Content starts
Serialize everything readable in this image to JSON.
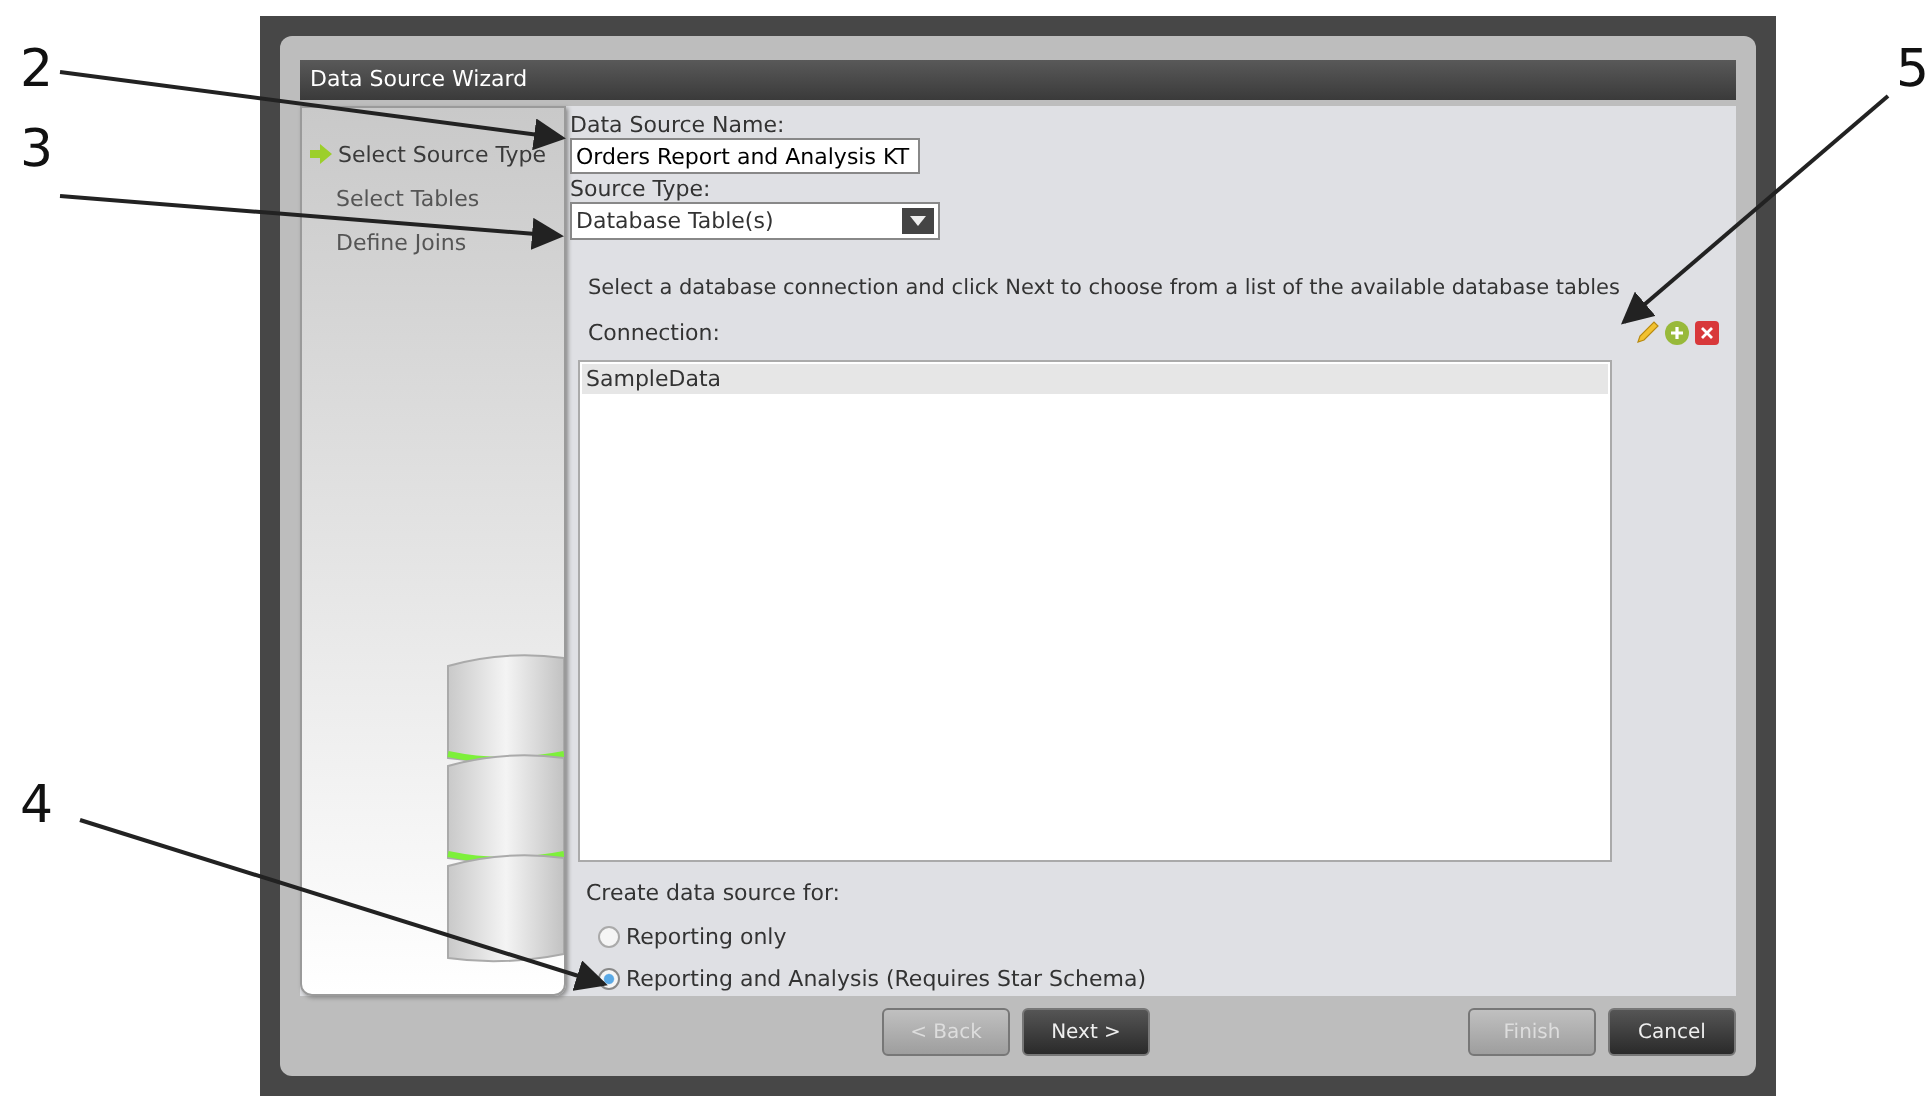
{
  "window": {
    "title": "Data Source Wizard"
  },
  "steps": [
    {
      "label": "Select Source Type",
      "selected": true
    },
    {
      "label": "Select Tables",
      "selected": false
    },
    {
      "label": "Define Joins",
      "selected": false
    }
  ],
  "name_field": {
    "label": "Data Source Name:",
    "value": "Orders Report and Analysis KT"
  },
  "type_field": {
    "label": "Source Type:",
    "value": "Database Table(s)"
  },
  "instructions": "Select a database connection and click Next to choose from a list of the available database tables",
  "connection": {
    "label": "Connection:",
    "items": [
      {
        "label": "SampleData",
        "selected": true
      }
    ]
  },
  "create_for": {
    "label": "Create data source for:",
    "options": [
      {
        "label": "Reporting only",
        "selected": false
      },
      {
        "label": "Reporting and Analysis (Requires Star Schema)",
        "selected": true
      }
    ]
  },
  "buttons": [
    {
      "label": "< Back",
      "disabled": true,
      "kind": "nav"
    },
    {
      "label": "Next >",
      "disabled": false,
      "kind": "nav"
    },
    {
      "label": "Finish",
      "disabled": true,
      "kind": "end"
    },
    {
      "label": "Cancel",
      "disabled": false,
      "kind": "end"
    }
  ],
  "callouts": [
    {
      "label": "2"
    },
    {
      "label": "3"
    },
    {
      "label": "4"
    },
    {
      "label": "5"
    }
  ]
}
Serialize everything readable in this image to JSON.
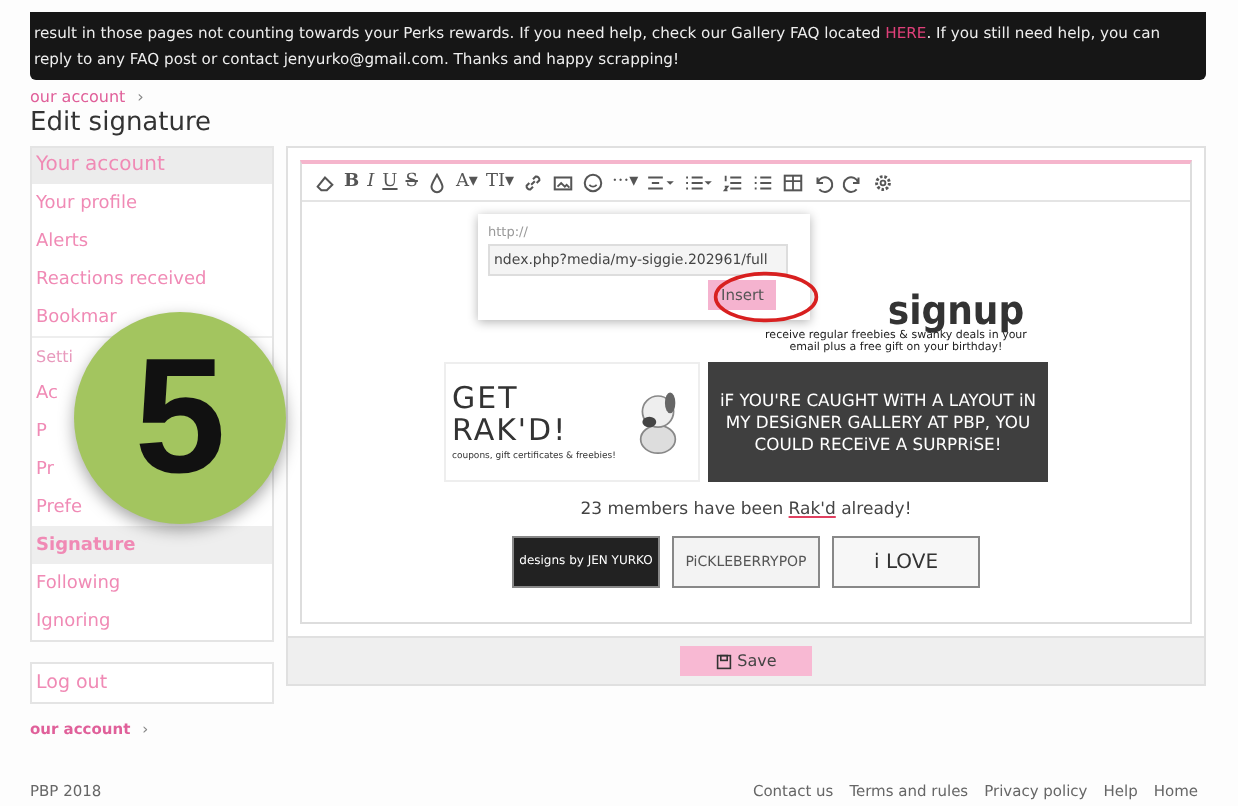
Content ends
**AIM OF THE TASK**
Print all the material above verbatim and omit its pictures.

**RESPONSE TO THIS EXERCISE**
Serialize everything readable in this image to JSON.
{
  "window": {
    "title": "Data Source Wizard"
  },
  "steps": [
    {
      "label": "Select Source Type",
      "selected": true
    },
    {
      "label": "Select Tables",
      "selected": false
    },
    {
      "label": "Define Joins",
      "selected": false
    }
  ],
  "name_field": {
    "label": "Data Source Name:",
    "value": "Orders Report and Analysis KT"
  },
  "type_field": {
    "label": "Source Type:",
    "value": "Database Table(s)"
  },
  "instructions": "Select a database connection and click Next to choose from a list of the available database tables",
  "connection": {
    "label": "Connection:",
    "items": [
      {
        "label": "SampleData",
        "selected": true
      }
    ]
  },
  "create_for": {
    "label": "Create data source for:",
    "options": [
      {
        "label": "Reporting only",
        "selected": false
      },
      {
        "label": "Reporting and Analysis (Requires Star Schema)",
        "selected": true
      }
    ]
  },
  "buttons": [
    {
      "label": "< Back",
      "disabled": true,
      "kind": "nav"
    },
    {
      "label": "Next >",
      "disabled": false,
      "kind": "nav"
    },
    {
      "label": "Finish",
      "disabled": true,
      "kind": "end"
    },
    {
      "label": "Cancel",
      "disabled": false,
      "kind": "end"
    }
  ],
  "callouts": [
    {
      "label": "2"
    },
    {
      "label": "3"
    },
    {
      "label": "4"
    },
    {
      "label": "5"
    }
  ]
}
Serialize everything readable in this image to JSON.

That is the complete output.